For native English speakers, learning to speak Spanish is a valuable and marketable skill for young adults preparing for life after high school. For students being raised in households where Spanish is the primary language spoken, the ability of educators to communicate directly and effectively with parents can make it easier to encourage their involvement. Factor in that studies show students who are bilingual do better in school, and it becomes clear why Omaha Public Schools created its inclusive and comprehensive Dual Language Program.

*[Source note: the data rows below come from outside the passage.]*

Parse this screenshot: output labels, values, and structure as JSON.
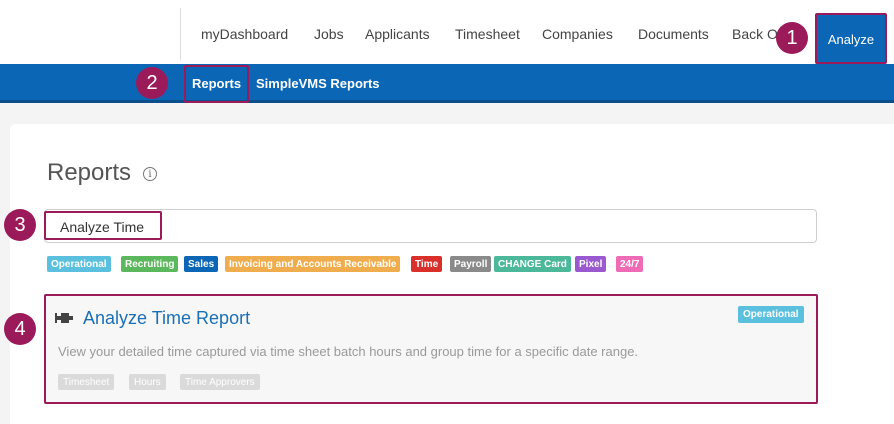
{
  "nav": {
    "items": [
      "myDashboard",
      "Jobs",
      "Applicants",
      "Timesheet",
      "Companies",
      "Documents",
      "Back O"
    ],
    "active": "Analyze"
  },
  "subnav": {
    "items": [
      "Reports",
      "SimpleVMS Reports"
    ]
  },
  "page": {
    "title": "Reports",
    "info_icon": "i"
  },
  "search": {
    "value": "Analyze Time"
  },
  "tags": [
    {
      "label": "Operational",
      "color": "#5bc0de"
    },
    {
      "label": "Recruiting",
      "color": "#5cb85c"
    },
    {
      "label": "Sales",
      "color": "#0b67b6"
    },
    {
      "label": "Invoicing and Accounts Receivable",
      "color": "#f0ad4e"
    },
    {
      "label": "Time",
      "color": "#d9302b"
    },
    {
      "label": "Payroll",
      "color": "#8a8a8a"
    },
    {
      "label": "CHANGE Card",
      "color": "#4bb89a"
    },
    {
      "label": "Pixel",
      "color": "#9b59d0"
    },
    {
      "label": "24/7",
      "color": "#f06bb5"
    }
  ],
  "report": {
    "icon": "pushpin-icon",
    "title": "Analyze Time Report",
    "badge": "Operational",
    "description": "View your detailed time captured via time sheet batch hours and group time for a specific date range.",
    "tags": [
      "Timesheet",
      "Hours",
      "Time Approvers"
    ]
  },
  "annotations": [
    "1",
    "2",
    "3",
    "4"
  ],
  "colors": {
    "brand_blue": "#0b67b6",
    "annotation": "#9b1b5a"
  }
}
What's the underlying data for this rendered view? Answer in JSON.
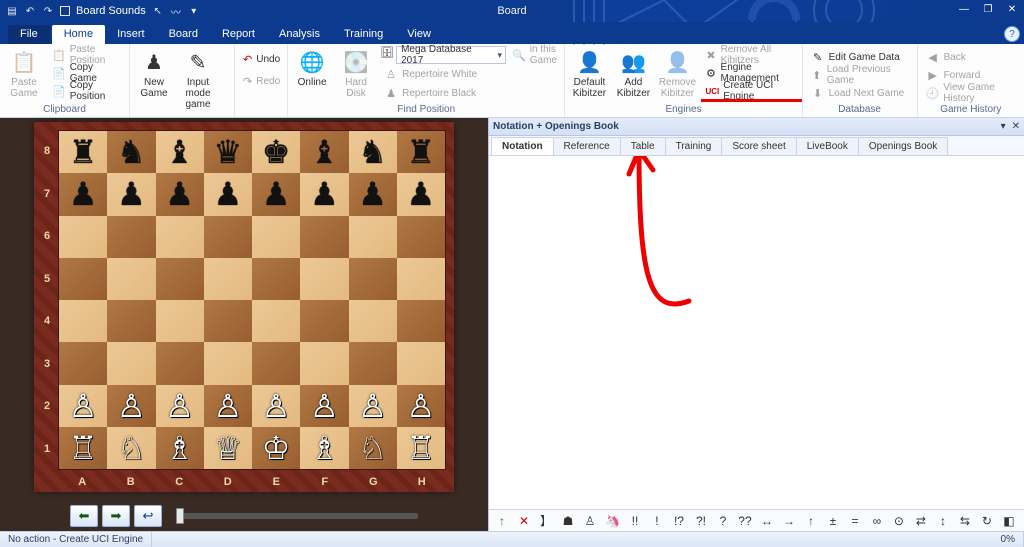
{
  "app": {
    "title": "Board",
    "sounds_label": "Board Sounds"
  },
  "window_buttons": {
    "minimize": "—",
    "maximize": "❐",
    "close": "✕"
  },
  "tabs": {
    "file": "File",
    "items": [
      "Home",
      "Insert",
      "Board",
      "Report",
      "Analysis",
      "Training",
      "View"
    ],
    "active_index": 0
  },
  "ribbon": {
    "clipboard": {
      "title": "Clipboard",
      "paste_game": "Paste\nGame",
      "paste_position": "Paste Position",
      "copy_game": "Copy Game",
      "copy_position": "Copy Position"
    },
    "gamemode": {
      "new_game": "New\nGame",
      "input_mode": "Input\nmode\ngame",
      "undo": "Undo",
      "redo": "Redo"
    },
    "find": {
      "title": "Find Position",
      "online": "Online",
      "hard_disk": "Hard\nDisk",
      "database_label": "Mega Database 2017",
      "in_this_game": "in this Game",
      "rep_white": "Repertoire White",
      "rep_black": "Repertoire Black"
    },
    "engines": {
      "title": "Engines",
      "default_kibitzer": "Default\nKibitzer",
      "add_kibitzer": "Add\nKibitzer",
      "remove_kibitzer": "Remove\nKibitzer",
      "remove_all": "Remove All Kibitzers",
      "engine_mgmt": "Engine Management",
      "create_uci": "Create UCI Engine"
    },
    "database": {
      "title": "Database",
      "edit_game": "Edit Game Data",
      "load_prev": "Load Previous Game",
      "load_next": "Load Next Game"
    },
    "history": {
      "title": "Game History",
      "back": "Back",
      "forward": "Forward",
      "view_history": "View Game History"
    }
  },
  "board": {
    "ranks": [
      "8",
      "7",
      "6",
      "5",
      "4",
      "3",
      "2",
      "1"
    ],
    "files": [
      "A",
      "B",
      "C",
      "D",
      "E",
      "F",
      "G",
      "H"
    ],
    "position_rows": [
      [
        {
          "p": "♜",
          "c": "b"
        },
        {
          "p": "♞",
          "c": "b"
        },
        {
          "p": "♝",
          "c": "b"
        },
        {
          "p": "♛",
          "c": "b"
        },
        {
          "p": "♚",
          "c": "b"
        },
        {
          "p": "♝",
          "c": "b"
        },
        {
          "p": "♞",
          "c": "b"
        },
        {
          "p": "♜",
          "c": "b"
        }
      ],
      [
        {
          "p": "♟",
          "c": "b"
        },
        {
          "p": "♟",
          "c": "b"
        },
        {
          "p": "♟",
          "c": "b"
        },
        {
          "p": "♟",
          "c": "b"
        },
        {
          "p": "♟",
          "c": "b"
        },
        {
          "p": "♟",
          "c": "b"
        },
        {
          "p": "♟",
          "c": "b"
        },
        {
          "p": "♟",
          "c": "b"
        }
      ],
      [
        null,
        null,
        null,
        null,
        null,
        null,
        null,
        null
      ],
      [
        null,
        null,
        null,
        null,
        null,
        null,
        null,
        null
      ],
      [
        null,
        null,
        null,
        null,
        null,
        null,
        null,
        null
      ],
      [
        null,
        null,
        null,
        null,
        null,
        null,
        null,
        null
      ],
      [
        {
          "p": "♙",
          "c": "w"
        },
        {
          "p": "♙",
          "c": "w"
        },
        {
          "p": "♙",
          "c": "w"
        },
        {
          "p": "♙",
          "c": "w"
        },
        {
          "p": "♙",
          "c": "w"
        },
        {
          "p": "♙",
          "c": "w"
        },
        {
          "p": "♙",
          "c": "w"
        },
        {
          "p": "♙",
          "c": "w"
        }
      ],
      [
        {
          "p": "♖",
          "c": "w"
        },
        {
          "p": "♘",
          "c": "w"
        },
        {
          "p": "♗",
          "c": "w"
        },
        {
          "p": "♕",
          "c": "w"
        },
        {
          "p": "♔",
          "c": "w"
        },
        {
          "p": "♗",
          "c": "w"
        },
        {
          "p": "♘",
          "c": "w"
        },
        {
          "p": "♖",
          "c": "w"
        }
      ]
    ]
  },
  "notation_panel": {
    "title": "Notation + Openings Book",
    "tabs": [
      "Notation",
      "Reference",
      "Table",
      "Training",
      "Score sheet",
      "LiveBook",
      "Openings Book"
    ],
    "active_index": 0
  },
  "symbols": [
    "↑",
    "✕",
    "】",
    "☗",
    "♙",
    "🦄",
    "!!",
    "!",
    "!?",
    "?!",
    "?",
    "??",
    "↔",
    "→",
    "↑",
    "±",
    "=",
    "∞",
    "⊙",
    "⇄",
    "↕",
    "⇆",
    "↻",
    "◧"
  ],
  "status": {
    "text": "No action - Create UCI Engine",
    "zoom": "0%"
  }
}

At nine schools across the district, students in kindergarten through 12th grade learn to read, write and speak Spanish through content and course work delivered in both languages. At the elementary level, participating students spend half their day learning in English, and the other half learning in Spanish. At the high school level students are required to take four years of Spanish or complete Advanced Placement (AP) Spanish and AP Spanish Literature. Additionally they’re required to earn credits in a variety of dual language courses, like Geography, Mexican-American History, Algebra, Physics and Latin American Studies. One of the most exciting trends is the increased interest of many program graduates to come back and serve the community that served them and their families well.